One disconcerting layer of the text remains. Tragic, comedic or satirical, the play is clearly a warning of the enduring and resilient forces of anti-Semitism in Austria. As is the hallmark of Bernhard's work, his characters in Heldenplatz are, once more, unpleasant and obnoxious. They are also, to a certain extent, tragic in their hopelessness, caught in a vicious circle of fear and despondency. But – as opposed to other Bernhard texts – these characters are Jewish and sadly incapable of defining themselves in their Jewishness by any other means than hateful response to victimization. They become entrapped by, assimilate and recycle the very language of intolerance, hatred and anti-Semitism they have learned to fear. As this language takes over, their Jewish identity is ultimately reduced to a cliché: the object of persecution. Thus they essentially re-affirm the “otherness” historically ascribed to them by the pernicious discourse of anti-Semitism. Surprisingly, studies on the play's reception have yet to focus on this aspect and on the inherent contradictory communicative strategies of the text. These could even – as Robert's tirade does when it adopts the voice of the “Jew haters” – turn against themselves and inadvertantly lend the play a subtle anti-Semitic flavor counteracting its intent. Only time and ongoing performance practice will tell.
Knapp, Gerhard P.. "Heldenplatz". The Literary Encyclopedia. First published 20 May 2004

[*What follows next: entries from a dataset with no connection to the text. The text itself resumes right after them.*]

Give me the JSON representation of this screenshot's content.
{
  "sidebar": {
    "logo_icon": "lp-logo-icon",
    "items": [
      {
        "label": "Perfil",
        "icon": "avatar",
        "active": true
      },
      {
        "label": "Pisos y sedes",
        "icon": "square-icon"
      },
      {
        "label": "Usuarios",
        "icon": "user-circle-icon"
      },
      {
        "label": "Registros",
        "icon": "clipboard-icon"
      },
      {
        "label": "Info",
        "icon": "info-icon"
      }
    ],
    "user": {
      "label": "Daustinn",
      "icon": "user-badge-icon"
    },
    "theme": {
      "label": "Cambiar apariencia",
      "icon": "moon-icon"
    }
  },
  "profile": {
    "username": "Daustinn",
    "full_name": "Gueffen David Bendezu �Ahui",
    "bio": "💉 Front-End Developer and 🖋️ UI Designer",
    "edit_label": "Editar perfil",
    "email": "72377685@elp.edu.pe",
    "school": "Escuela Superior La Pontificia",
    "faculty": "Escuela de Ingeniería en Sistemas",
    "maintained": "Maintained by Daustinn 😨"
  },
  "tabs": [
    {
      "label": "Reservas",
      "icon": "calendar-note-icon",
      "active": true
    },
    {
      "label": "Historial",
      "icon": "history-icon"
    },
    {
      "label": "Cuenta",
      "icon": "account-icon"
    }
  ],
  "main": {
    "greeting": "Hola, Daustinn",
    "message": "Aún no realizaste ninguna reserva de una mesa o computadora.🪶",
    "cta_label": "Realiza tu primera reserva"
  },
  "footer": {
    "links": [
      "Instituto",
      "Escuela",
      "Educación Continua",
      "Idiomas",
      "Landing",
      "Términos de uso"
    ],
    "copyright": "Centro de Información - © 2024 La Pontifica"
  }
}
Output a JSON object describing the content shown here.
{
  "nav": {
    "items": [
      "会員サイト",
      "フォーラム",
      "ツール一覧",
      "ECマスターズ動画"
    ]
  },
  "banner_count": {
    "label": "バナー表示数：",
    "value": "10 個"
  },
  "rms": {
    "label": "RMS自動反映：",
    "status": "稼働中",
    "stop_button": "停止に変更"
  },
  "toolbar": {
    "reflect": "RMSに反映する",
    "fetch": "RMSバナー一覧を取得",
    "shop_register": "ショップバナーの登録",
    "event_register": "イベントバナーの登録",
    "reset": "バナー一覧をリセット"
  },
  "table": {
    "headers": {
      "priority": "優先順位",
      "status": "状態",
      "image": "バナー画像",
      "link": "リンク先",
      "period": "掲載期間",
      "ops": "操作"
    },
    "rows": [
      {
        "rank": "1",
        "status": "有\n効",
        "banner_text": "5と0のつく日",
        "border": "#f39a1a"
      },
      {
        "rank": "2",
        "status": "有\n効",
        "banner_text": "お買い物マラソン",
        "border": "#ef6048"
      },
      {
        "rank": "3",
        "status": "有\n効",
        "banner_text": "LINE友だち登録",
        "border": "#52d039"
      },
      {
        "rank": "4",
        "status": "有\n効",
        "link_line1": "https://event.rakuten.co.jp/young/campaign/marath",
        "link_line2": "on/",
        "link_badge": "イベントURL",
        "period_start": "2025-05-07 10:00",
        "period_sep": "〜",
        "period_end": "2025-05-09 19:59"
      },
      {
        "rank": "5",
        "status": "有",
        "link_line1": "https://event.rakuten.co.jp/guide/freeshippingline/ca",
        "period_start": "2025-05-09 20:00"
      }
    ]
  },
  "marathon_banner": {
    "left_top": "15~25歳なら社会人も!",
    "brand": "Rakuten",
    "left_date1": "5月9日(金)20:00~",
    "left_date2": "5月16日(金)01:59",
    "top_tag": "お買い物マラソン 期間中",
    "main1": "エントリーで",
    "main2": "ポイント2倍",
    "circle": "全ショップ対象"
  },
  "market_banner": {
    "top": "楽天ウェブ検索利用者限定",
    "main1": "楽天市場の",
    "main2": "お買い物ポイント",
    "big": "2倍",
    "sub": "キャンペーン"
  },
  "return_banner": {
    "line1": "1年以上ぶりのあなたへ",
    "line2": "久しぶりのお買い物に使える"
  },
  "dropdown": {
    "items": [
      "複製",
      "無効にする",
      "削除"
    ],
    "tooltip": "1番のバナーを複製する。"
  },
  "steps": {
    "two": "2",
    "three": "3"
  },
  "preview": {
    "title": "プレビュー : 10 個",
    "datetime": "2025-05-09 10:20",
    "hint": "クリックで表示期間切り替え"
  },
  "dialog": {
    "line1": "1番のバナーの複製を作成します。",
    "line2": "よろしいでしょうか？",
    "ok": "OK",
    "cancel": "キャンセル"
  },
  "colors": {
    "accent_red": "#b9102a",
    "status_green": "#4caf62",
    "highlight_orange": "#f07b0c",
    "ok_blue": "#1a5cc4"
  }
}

[http://www.litencyc.com/php/sworks.php?rec=true&UID=13085, accessed 25 June 2017.]